DATASET EXTRACT START

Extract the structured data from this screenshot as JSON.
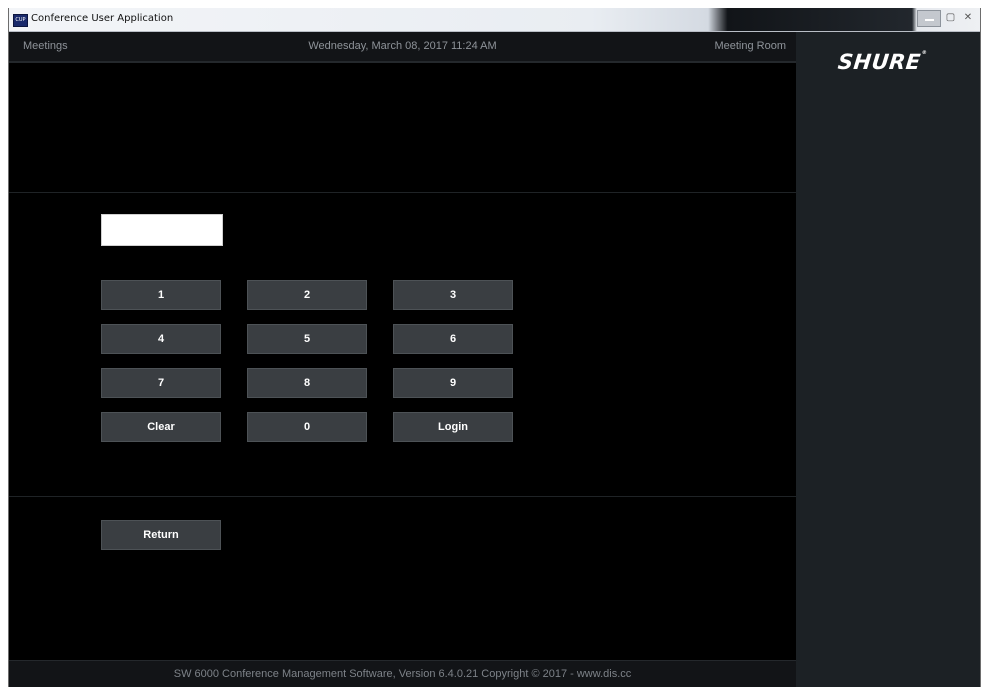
{
  "window": {
    "title": "Conference User Application",
    "icon_text": "CUP",
    "controls": {
      "minimize": "–",
      "maximize": "▢",
      "close": "✕"
    }
  },
  "topbar": {
    "left": "Meetings",
    "center": "Wednesday, March 08, 2017 11:24 AM",
    "right": "Meeting Room"
  },
  "login": {
    "pin_value": "",
    "keypad": {
      "k1": "1",
      "k2": "2",
      "k3": "3",
      "k4": "4",
      "k5": "5",
      "k6": "6",
      "k7": "7",
      "k8": "8",
      "k9": "9",
      "clear": "Clear",
      "k0": "0",
      "login": "Login"
    },
    "return_label": "Return"
  },
  "footer": {
    "text": "SW 6000 Conference Management Software, Version 6.4.0.21    Copyright © 2017 - www.dis.cc"
  },
  "sidebar": {
    "logo_text": "SHURE",
    "logo_mark": "®"
  },
  "colors": {
    "background": "#000000",
    "panel": "#121417",
    "sidebar": "#1c2125",
    "button": "#3a3e42",
    "text_muted": "#8e9399"
  }
}
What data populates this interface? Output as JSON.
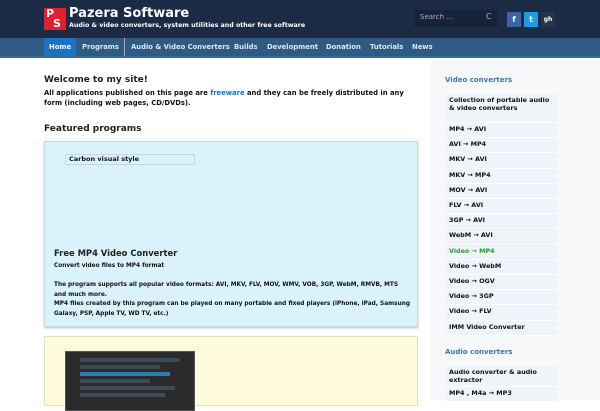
{
  "header": {
    "logo": [
      "P",
      "S"
    ],
    "title": "Pazera Software",
    "tagline": "Audio & video converters, system utilities and other free software",
    "search_placeholder": "Search ...",
    "search_icon": "C",
    "social": [
      "f",
      "t",
      "gh"
    ]
  },
  "nav": [
    "Home",
    "Programs",
    "Audio & Video Converters",
    "Builds",
    "Development",
    "Donation",
    "Tutorials",
    "News"
  ],
  "main": {
    "welcome": "Welcome to my site!",
    "intro_before": "All applications published on this page are ",
    "intro_link": "freeware",
    "intro_after": " and they can be freely distributed in any form (including web pages, CD/DVDs).",
    "featured": "Featured programs",
    "card": {
      "caption": "Carbon visual style",
      "title": "Free MP4 Video Converter",
      "subtitle": "Convert video files to MP4 format",
      "desc1": "The program supports all popular video formats: AVI, MKV, FLV, MOV, WMV, VOB, 3GP, WebM, RMVB, MTS and much more.",
      "desc2": "MP4 files created by this program can be played on many portable and fixed players (iPhone, iPad, Samsung Galaxy, PSP, Apple TV, WD TV, etc.)"
    }
  },
  "sidebar": {
    "video_heading": "Video converters",
    "video_items": [
      "Collection of portable audio & video converters",
      "MP4 → AVI",
      "AVI → MP4",
      "MKV → AVI",
      "MKV → MP4",
      "MOV → AVI",
      "FLV → AVI",
      "3GP → AVI",
      "WebM → AVI",
      "Video → MP4",
      "Video → WebM",
      "Video → OGV",
      "Video → 3GP",
      "Video → FLV",
      "IMM Video Converter"
    ],
    "active_item": "Video → MP4",
    "audio_heading": "Audio converters",
    "audio_items": [
      "Audio converter & audio extractor",
      "MP4 , M4a → MP3"
    ]
  }
}
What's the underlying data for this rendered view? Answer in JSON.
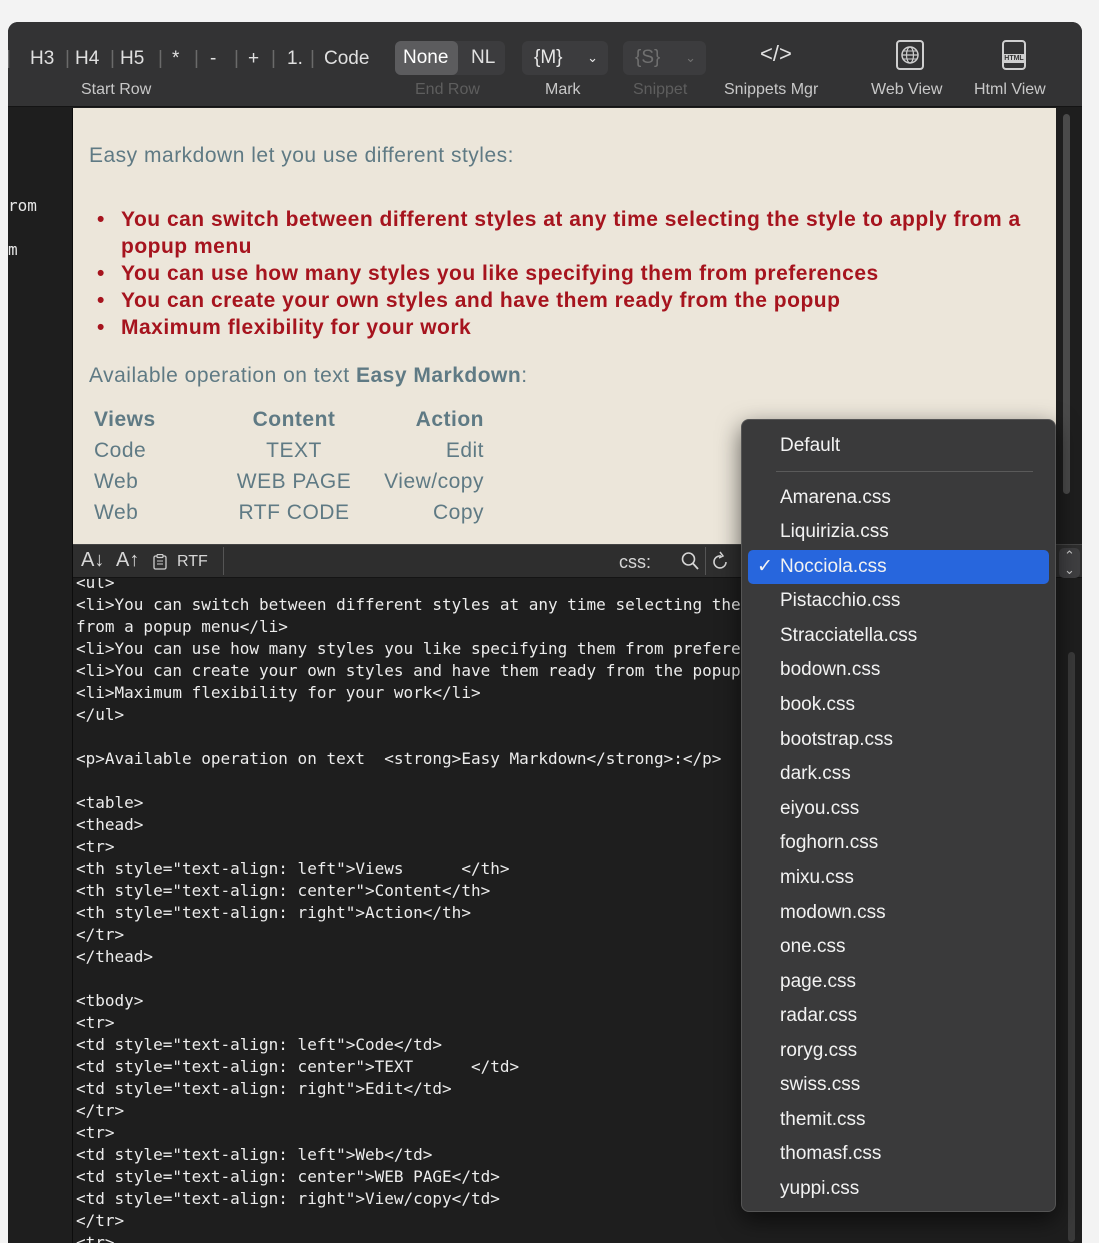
{
  "toolbar": {
    "heading_buttons": [
      "H3",
      "H4",
      "H5"
    ],
    "list_buttons": [
      "*",
      "-",
      "+",
      "1."
    ],
    "code_label": "Code",
    "none_label": "None",
    "nl_label": "NL",
    "start_row_label": "Start Row",
    "end_row_label": "End Row",
    "mark_value": "{M}",
    "mark_label": "Mark",
    "snippet_value": "{S}",
    "snippet_label": "Snippet",
    "snippets_mgr_icon": "</>",
    "snippets_mgr_label": "Snippets Mgr",
    "web_view_label": "Web View",
    "html_view_label": "Html View",
    "html_icon_text": "HTML"
  },
  "left_pane": {
    "line1": "rom",
    "line2": "m"
  },
  "preview": {
    "intro": "Easy markdown let you use different styles:",
    "bullets": [
      "You can switch between different styles at any time selecting the style to apply from a popup menu",
      "You can use how many styles you like specifying them from preferences",
      "You can create your own styles and have them ready from the popup",
      "Maximum flexibility for your work"
    ],
    "available_prefix": "Available operation on text ",
    "available_strong": "Easy Markdown",
    "available_suffix": ":",
    "table_headers": [
      "Views",
      "Content",
      "Action"
    ],
    "table_rows": [
      [
        "Code",
        "TEXT",
        "Edit"
      ],
      [
        "Web",
        "WEB PAGE",
        "View/copy"
      ],
      [
        "Web",
        "RTF CODE",
        "Copy"
      ]
    ]
  },
  "bottom_bar": {
    "sort_down_label": "A↓",
    "sort_up_label": "A↑",
    "rtf_label": "RTF",
    "css_label": "css:"
  },
  "code_text": "<ul>\n<li>You can switch between different styles at any time selecting the style to apply\nfrom a popup menu</li>\n<li>You can use how many styles you like specifying them from preferences</li>\n<li>You can create your own styles and have them ready from the popup</li>\n<li>Maximum flexibility for your work</li>\n</ul>\n\n<p>Available operation on text  <strong>Easy Markdown</strong>:</p>\n\n<table>\n<thead>\n<tr>\n<th style=\"text-align: left\">Views      </th>\n<th style=\"text-align: center\">Content</th>\n<th style=\"text-align: right\">Action</th>\n</tr>\n</thead>\n\n<tbody>\n<tr>\n<td style=\"text-align: left\">Code</td>\n<td style=\"text-align: center\">TEXT      </td>\n<td style=\"text-align: right\">Edit</td>\n</tr>\n<tr>\n<td style=\"text-align: left\">Web</td>\n<td style=\"text-align: center\">WEB PAGE</td>\n<td style=\"text-align: right\">View/copy</td>\n</tr>\n<tr>",
  "css_menu": {
    "default_label": "Default",
    "items": [
      "Amarena.css",
      "Liquirizia.css",
      "Nocciola.css",
      "Pistacchio.css",
      "Stracciatella.css",
      "bodown.css",
      "book.css",
      "bootstrap.css",
      "dark.css",
      "eiyou.css",
      "foghorn.css",
      "mixu.css",
      "modown.css",
      "one.css",
      "page.css",
      "radar.css",
      "roryg.css",
      "swiss.css",
      "themit.css",
      "thomasf.css",
      "yuppi.css"
    ],
    "selected": "Nocciola.css",
    "checkmark": "✓"
  },
  "colors": {
    "accent_blue": "#2766dd",
    "bullet_red": "#a6141e",
    "preview_bg": "#ece6da",
    "preview_text": "#5f7a84"
  }
}
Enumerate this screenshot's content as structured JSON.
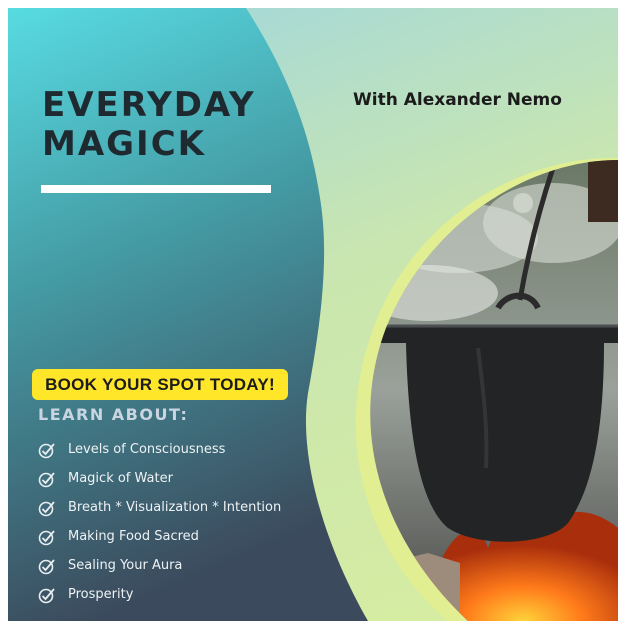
{
  "poster": {
    "title": "EVERYDAY\nMAGICK",
    "host": "With Alexander Nemo",
    "cta_label": "BOOK YOUR SPOT TODAY!",
    "learn_heading": "LEARN ABOUT:",
    "topics": [
      "Levels of Consciousness",
      "Magick of Water",
      "Breath * Visualization * Intention",
      "Making Food Sacred",
      "Sealing Your Aura",
      "Prosperity"
    ],
    "check_icon": "circle-check-icon",
    "photo": "cast-iron-cauldron-over-fire"
  },
  "colors": {
    "panel_top": "#56d3db",
    "panel_bottom": "#3d4e5f",
    "background_light": "#c9e6b0",
    "title": "#1f2a30",
    "cta_yellow": "#ffe628",
    "flame": "#ff7a1a"
  }
}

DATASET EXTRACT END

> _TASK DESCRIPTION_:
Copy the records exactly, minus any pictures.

> _YOUR RESPONSE_:
Extract the structured data from this screenshot as JSON.
{
  "window": {
    "title": "Conference User Application",
    "icon_text": "CUP",
    "controls": {
      "minimize": "–",
      "maximize": "▢",
      "close": "✕"
    }
  },
  "topbar": {
    "left": "Meetings",
    "center": "Wednesday, March 08, 2017 11:24 AM",
    "right": "Meeting Room"
  },
  "login": {
    "pin_value": "",
    "keypad": {
      "k1": "1",
      "k2": "2",
      "k3": "3",
      "k4": "4",
      "k5": "5",
      "k6": "6",
      "k7": "7",
      "k8": "8",
      "k9": "9",
      "clear": "Clear",
      "k0": "0",
      "login": "Login"
    },
    "return_label": "Return"
  },
  "footer": {
    "text": "SW 6000 Conference Management Software, Version 6.4.0.21    Copyright © 2017 - www.dis.cc"
  },
  "sidebar": {
    "logo_text": "SHURE",
    "logo_mark": "®"
  },
  "colors": {
    "background": "#000000",
    "panel": "#121417",
    "sidebar": "#1c2125",
    "button": "#3a3e42",
    "text_muted": "#8e9399"
  }
}
What data populates this interface? Output as JSON.
{
  "header": {
    "logo": [
      "P",
      "S"
    ],
    "title": "Pazera Software",
    "tagline": "Audio & video converters, system utilities and other free software",
    "search_placeholder": "Search ...",
    "search_icon": "C",
    "social": [
      "f",
      "t",
      "gh"
    ]
  },
  "nav": [
    "Home",
    "Programs",
    "Audio & Video Converters",
    "Builds",
    "Development",
    "Donation",
    "Tutorials",
    "News"
  ],
  "main": {
    "welcome": "Welcome to my site!",
    "intro_before": "All applications published on this page are ",
    "intro_link": "freeware",
    "intro_after": " and they can be freely distributed in any form (including web pages, CD/DVDs).",
    "featured": "Featured programs",
    "card": {
      "caption": "Carbon visual style",
      "title": "Free MP4 Video Converter",
      "subtitle": "Convert video files to MP4 format",
      "desc1": "The program supports all popular video formats: AVI, MKV, FLV, MOV, WMV, VOB, 3GP, WebM, RMVB, MTS and much more.",
      "desc2": "MP4 files created by this program can be played on many portable and fixed players (iPhone, iPad, Samsung Galaxy, PSP, Apple TV, WD TV, etc.)"
    }
  },
  "sidebar": {
    "video_heading": "Video converters",
    "video_items": [
      "Collection of portable audio & video converters",
      "MP4 → AVI",
      "AVI → MP4",
      "MKV → AVI",
      "MKV → MP4",
      "MOV → AVI",
      "FLV → AVI",
      "3GP → AVI",
      "WebM → AVI",
      "Video → MP4",
      "Video → WebM",
      "Video → OGV",
      "Video → 3GP",
      "Video → FLV",
      "IMM Video Converter"
    ],
    "active_item": "Video → MP4",
    "audio_heading": "Audio converters",
    "audio_items": [
      "Audio converter & audio extractor",
      "MP4 , M4a → MP3"
    ]
  }
}
What's the underlying data for this rendered view? Answer in JSON.
{
  "toolbar": {
    "heading_buttons": [
      "H3",
      "H4",
      "H5"
    ],
    "list_buttons": [
      "*",
      "-",
      "+",
      "1."
    ],
    "code_label": "Code",
    "none_label": "None",
    "nl_label": "NL",
    "start_row_label": "Start Row",
    "end_row_label": "End Row",
    "mark_value": "{M}",
    "mark_label": "Mark",
    "snippet_value": "{S}",
    "snippet_label": "Snippet",
    "snippets_mgr_icon": "</>",
    "snippets_mgr_label": "Snippets Mgr",
    "web_view_label": "Web View",
    "html_view_label": "Html View",
    "html_icon_text": "HTML"
  },
  "left_pane": {
    "line1": "rom",
    "line2": "m"
  },
  "preview": {
    "intro": "Easy markdown let you use different styles:",
    "bullets": [
      "You can switch between different styles at any time selecting the style to apply from a popup menu",
      "You can use how many styles you like specifying them from preferences",
      "You can create your own styles and have them ready from the popup",
      "Maximum flexibility for your work"
    ],
    "available_prefix": "Available operation on text ",
    "available_strong": "Easy Markdown",
    "available_suffix": ":",
    "table_headers": [
      "Views",
      "Content",
      "Action"
    ],
    "table_rows": [
      [
        "Code",
        "TEXT",
        "Edit"
      ],
      [
        "Web",
        "WEB PAGE",
        "View/copy"
      ],
      [
        "Web",
        "RTF CODE",
        "Copy"
      ]
    ]
  },
  "bottom_bar": {
    "sort_down_label": "A↓",
    "sort_up_label": "A↑",
    "rtf_label": "RTF",
    "css_label": "css:"
  },
  "code_text": "<ul>\n<li>You can switch between different styles at any time selecting the style to apply\nfrom a popup menu</li>\n<li>You can use how many styles you like specifying them from preferences</li>\n<li>You can create your own styles and have them ready from the popup</li>\n<li>Maximum flexibility for your work</li>\n</ul>\n\n<p>Available operation on text  <strong>Easy Markdown</strong>:</p>\n\n<table>\n<thead>\n<tr>\n<th style=\"text-align: left\">Views      </th>\n<th style=\"text-align: center\">Content</th>\n<th style=\"text-align: right\">Action</th>\n</tr>\n</thead>\n\n<tbody>\n<tr>\n<td style=\"text-align: left\">Code</td>\n<td style=\"text-align: center\">TEXT      </td>\n<td style=\"text-align: right\">Edit</td>\n</tr>\n<tr>\n<td style=\"text-align: left\">Web</td>\n<td style=\"text-align: center\">WEB PAGE</td>\n<td style=\"text-align: right\">View/copy</td>\n</tr>\n<tr>",
  "css_menu": {
    "default_label": "Default",
    "items": [
      "Amarena.css",
      "Liquirizia.css",
      "Nocciola.css",
      "Pistacchio.css",
      "Stracciatella.css",
      "bodown.css",
      "book.css",
      "bootstrap.css",
      "dark.css",
      "eiyou.css",
      "foghorn.css",
      "mixu.css",
      "modown.css",
      "one.css",
      "page.css",
      "radar.css",
      "roryg.css",
      "swiss.css",
      "themit.css",
      "thomasf.css",
      "yuppi.css"
    ],
    "selected": "Nocciola.css",
    "checkmark": "✓"
  },
  "colors": {
    "accent_blue": "#2766dd",
    "bullet_red": "#a6141e",
    "preview_bg": "#ece6da",
    "preview_text": "#5f7a84"
  }
}
Enumerate this screenshot's content as structured JSON.
{
  "poster": {
    "title": "EVERYDAY\nMAGICK",
    "host": "With Alexander Nemo",
    "cta_label": "BOOK YOUR SPOT TODAY!",
    "learn_heading": "LEARN ABOUT:",
    "topics": [
      "Levels of Consciousness",
      "Magick of Water",
      "Breath * Visualization * Intention",
      "Making Food Sacred",
      "Sealing Your Aura",
      "Prosperity"
    ],
    "check_icon": "circle-check-icon",
    "photo": "cast-iron-cauldron-over-fire"
  },
  "colors": {
    "panel_top": "#56d3db",
    "panel_bottom": "#3d4e5f",
    "background_light": "#c9e6b0",
    "title": "#1f2a30",
    "cta_yellow": "#ffe628",
    "flame": "#ff7a1a"
  }
}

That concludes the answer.